The British Meat Processors Association has backed calls for a merit-based migration policy after a new CBI report recommended scrapping immigration targets after Brexit.
Britain’s meat industry would be vulnerable to shortages of workers across all skill levels as uncertainty around future migration policy looms, said the BMPA.
The CBI’s new report ‘Open and controlled: A new approach to immigration after Brexit’ was based on a survey of more than 129,000 businesses across 18 industries. It warned “applying the existing non-EU immigration system to EU workers would damage the UK economy” as it was too complicated for smaller companies to navigate.
Instead, it called for a system measuring the social and economic contributions of migrants, rather than net migration figures.
Such a scheme could avert a “major problem” in the food and drink industry, said BMPA CEO Nick Allen, who suggested the meat industry could find itself short of highly skilled workers for engineering, science and technology posts in addition to lower-skilled labour when the UK departs the EU.
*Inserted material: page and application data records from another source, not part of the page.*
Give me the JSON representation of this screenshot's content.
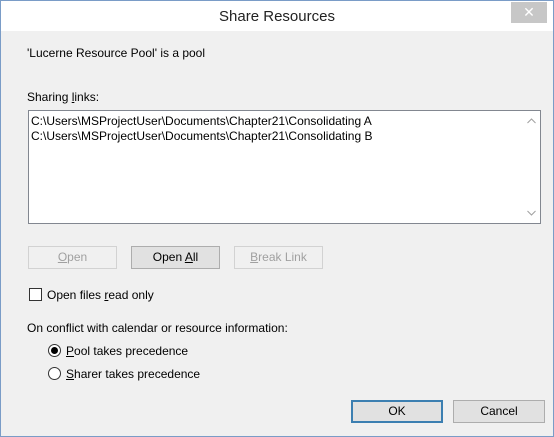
{
  "window": {
    "title": "Share Resources",
    "close_glyph": "✕"
  },
  "pool_status": "'Lucerne Resource Pool' is a pool",
  "sharing_links": {
    "label_pre": "Sharing ",
    "label_u": "l",
    "label_post": "inks:",
    "items": [
      "C:\\Users\\MSProjectUser\\Documents\\Chapter21\\Consolidating A",
      "C:\\Users\\MSProjectUser\\Documents\\Chapter21\\Consolidating B"
    ],
    "scroll_up_icon": "chevron-up-icon",
    "scroll_down_icon": "chevron-down-icon"
  },
  "buttons": {
    "open": {
      "u": "O",
      "rest": "pen",
      "enabled": false
    },
    "open_all": {
      "pre": "Open ",
      "u": "A",
      "rest": "ll",
      "enabled": true
    },
    "break_link": {
      "u": "B",
      "rest": "reak Link",
      "enabled": false
    }
  },
  "read_only": {
    "checked": false,
    "pre": "Open files ",
    "u": "r",
    "post": "ead only"
  },
  "conflict": {
    "label": "On conflict with calendar or resource information:",
    "options": [
      {
        "u": "P",
        "rest": "ool takes precedence",
        "selected": true
      },
      {
        "u": "S",
        "rest": "harer takes precedence",
        "selected": false
      }
    ]
  },
  "footer": {
    "ok": "OK",
    "cancel": "Cancel"
  }
}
Some 63% of staff in meat processing plants were non-UK EU nationals, according to the NFU’s Vision for the Future of Farming report, published last July. That figure rose to 85% among official vets employed to audit UK abattoirs, according to an FSA submission to a Commons Migration Advisory Committee inquiry last Ocotber.
“The BMPA supports the recommendations set out in the CBI’s latest report and will be adding its voice to calls for government to heed the warnings coming directly from food businesses up and down the country,” said Allen.
“This detailed report presents a clear business case for how future immigration policy should be shaped so that it fosters rather than hinders economic growth once we have left the EU.”
The CBI’s report also surveyed companies supplying food processors, finding 7% of employment in the agriculture, forestry and fishing sectors came from 2004 entrants to the EU in 2016. Meanwhile, 56% of dairy farmers surveyed said they had employed labour from overseas in the past five years, while 35% to 40% of staff on farms in the egg industry are from the EU.